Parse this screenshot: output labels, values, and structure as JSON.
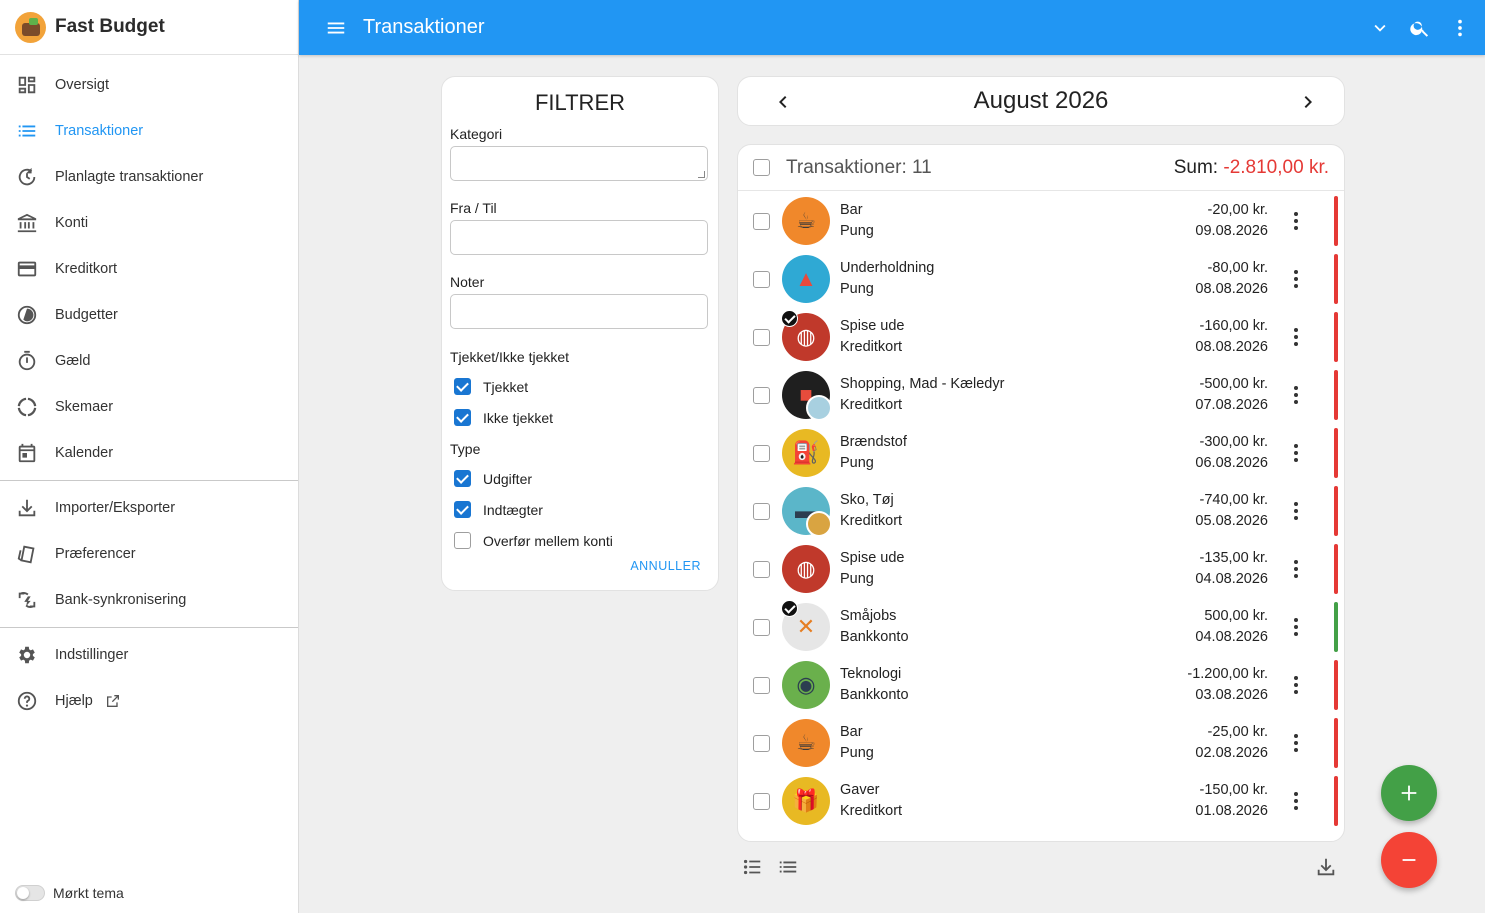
{
  "app": {
    "name": "Fast Budget"
  },
  "topbar": {
    "title": "Transaktioner",
    "icons": [
      "menu-icon",
      "chevron-down-icon",
      "search-icon",
      "more-vert-icon"
    ]
  },
  "sidebar": {
    "items": [
      {
        "label": "Oversigt",
        "icon": "dashboard-icon"
      },
      {
        "label": "Transaktioner",
        "icon": "list-icon",
        "active": true
      },
      {
        "label": "Planlagte transaktioner",
        "icon": "history-icon"
      },
      {
        "label": "Konti",
        "icon": "bank-icon"
      },
      {
        "label": "Kreditkort",
        "icon": "credit-card-icon"
      },
      {
        "label": "Budgetter",
        "icon": "pie-icon"
      },
      {
        "label": "Gæld",
        "icon": "timer-icon"
      },
      {
        "label": "Skemaer",
        "icon": "chart-ring-icon"
      },
      {
        "label": "Kalender",
        "icon": "calendar-icon"
      }
    ],
    "items2": [
      {
        "label": "Importer/Eksporter",
        "icon": "download-icon"
      },
      {
        "label": "Præferencer",
        "icon": "cards-icon"
      },
      {
        "label": "Bank-synkronisering",
        "icon": "sync-icon"
      }
    ],
    "items3": [
      {
        "label": "Indstillinger",
        "icon": "gear-icon"
      },
      {
        "label": "Hjælp",
        "icon": "help-icon"
      }
    ],
    "theme_label": "Mørkt tema"
  },
  "filter": {
    "title": "FILTRER",
    "category_label": "Kategori",
    "from_to_label": "Fra / Til",
    "notes_label": "Noter",
    "checked_section": "Tjekket/Ikke tjekket",
    "checked_label": "Tjekket",
    "unchecked_label": "Ikke tjekket",
    "type_section": "Type",
    "expenses_label": "Udgifter",
    "income_label": "Indtægter",
    "transfer_label": "Overfør mellem konti",
    "cancel_label": "ANNULLER"
  },
  "month": {
    "title": "August 2026"
  },
  "transactions": {
    "count_label": "Transaktioner: 11",
    "sum_label": "Sum:",
    "sum_value": "-2.810,00 kr.",
    "rows": [
      {
        "category": "Bar",
        "account": "Pung",
        "amount": "-20,00 kr.",
        "date": "09.08.2026",
        "type": "expense",
        "checked": false
      },
      {
        "category": "Underholdning",
        "account": "Pung",
        "amount": "-80,00 kr.",
        "date": "08.08.2026",
        "type": "expense",
        "checked": false
      },
      {
        "category": "Spise ude",
        "account": "Kreditkort",
        "amount": "-160,00 kr.",
        "date": "08.08.2026",
        "type": "expense",
        "checked": true
      },
      {
        "category": "Shopping, Mad - Kæledyr",
        "account": "Kreditkort",
        "amount": "-500,00 kr.",
        "date": "07.08.2026",
        "type": "expense",
        "checked": false
      },
      {
        "category": "Brændstof",
        "account": "Pung",
        "amount": "-300,00 kr.",
        "date": "06.08.2026",
        "type": "expense",
        "checked": false
      },
      {
        "category": "Sko, Tøj",
        "account": "Kreditkort",
        "amount": "-740,00 kr.",
        "date": "05.08.2026",
        "type": "expense",
        "checked": false
      },
      {
        "category": "Spise ude",
        "account": "Pung",
        "amount": "-135,00 kr.",
        "date": "04.08.2026",
        "type": "expense",
        "checked": false
      },
      {
        "category": "Småjobs",
        "account": "Bankkonto",
        "amount": "500,00 kr.",
        "date": "04.08.2026",
        "type": "income",
        "checked": true
      },
      {
        "category": "Teknologi",
        "account": "Bankkonto",
        "amount": "-1.200,00 kr.",
        "date": "03.08.2026",
        "type": "expense",
        "checked": false
      },
      {
        "category": "Bar",
        "account": "Pung",
        "amount": "-25,00 kr.",
        "date": "02.08.2026",
        "type": "expense",
        "checked": false
      },
      {
        "category": "Gaver",
        "account": "Kreditkort",
        "amount": "-150,00 kr.",
        "date": "01.08.2026",
        "type": "expense",
        "checked": false
      }
    ]
  },
  "colors": {
    "accent": "#2196f3",
    "expense": "#e53935",
    "income": "#43a047",
    "fab_add": "#43a047",
    "fab_sub": "#f44336"
  }
}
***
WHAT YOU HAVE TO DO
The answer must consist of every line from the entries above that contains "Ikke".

YOUR RESPONSE
    "checked_section": "Tjekket/Ikke tjekket",
    "unchecked_label": "Ikke tjekket",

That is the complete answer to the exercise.